The change in distribution of collagen III, from even to uneven, could be crucial for cleft initiation. One possible explanation is the change of the activity and the location of the interstitial collagenase(s) in the gland. Additionally, we have recently identified a characteristic cell movement of submandibular mesenchyme, in which cells with branch-inducing activity move around in groups (Nogawa & Nakanishi, 1987). Assuming that mesenchymal cells have some, as yet unknown, receptor for collagen III, such cell movement might concentrate collagen fibrils into bundles and also change their distribution. In these respects, studies on the metabolism of collagen III and its interaction with the epithelium and the mesenchyme could be an essential prerequisite for understanding the mechanism of epithelial shape change.

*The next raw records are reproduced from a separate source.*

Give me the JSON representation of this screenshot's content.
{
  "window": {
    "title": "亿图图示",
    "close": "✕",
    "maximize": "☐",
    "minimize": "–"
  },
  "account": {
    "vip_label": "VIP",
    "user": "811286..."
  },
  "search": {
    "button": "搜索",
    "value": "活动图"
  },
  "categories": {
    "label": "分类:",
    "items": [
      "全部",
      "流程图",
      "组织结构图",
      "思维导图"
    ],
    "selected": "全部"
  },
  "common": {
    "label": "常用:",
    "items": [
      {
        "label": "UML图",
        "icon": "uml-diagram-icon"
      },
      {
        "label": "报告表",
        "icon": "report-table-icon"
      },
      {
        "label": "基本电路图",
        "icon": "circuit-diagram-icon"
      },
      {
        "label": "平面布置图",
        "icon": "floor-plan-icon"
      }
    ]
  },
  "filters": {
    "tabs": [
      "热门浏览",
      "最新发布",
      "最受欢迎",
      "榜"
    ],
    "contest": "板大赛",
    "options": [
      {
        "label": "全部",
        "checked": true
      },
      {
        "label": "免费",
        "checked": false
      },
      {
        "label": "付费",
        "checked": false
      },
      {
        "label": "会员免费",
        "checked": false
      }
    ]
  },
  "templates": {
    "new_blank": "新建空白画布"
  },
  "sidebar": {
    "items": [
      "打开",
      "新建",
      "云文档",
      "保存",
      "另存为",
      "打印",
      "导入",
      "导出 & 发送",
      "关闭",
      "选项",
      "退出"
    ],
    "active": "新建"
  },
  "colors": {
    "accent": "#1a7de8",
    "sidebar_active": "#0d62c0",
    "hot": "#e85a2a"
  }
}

There is good evidence that collagen III is abundant in embryonic tissues (Furthmayr & von der Mark, 1982). Collagens I and III were once considered to codistribute in connective tissues, but recent studies have shown that both collagen types are expressed separately during avian neural crest development (Duband & Thiery, 1987) and during morphogenesis of fetal rat testis and ovary (Paranko, 1987). However, no definite biological function has yet been established. This study provides an important clue concerning one role of collagen III in epithelial-mesenchymal interactions during organogenesis.
We thank Mr M. Yoneda and Dr K. Kimata for the anticollagen I antibody. Y.N. wishes to express his thanks to Dr S. Suzuki for the critical discussion. This work was partly supported by grants to Y.N. from the Ministry of Education, Science and Culture of Japan (No. 61540518 and 62540544) and a grant from The Mitsubishi Foundation.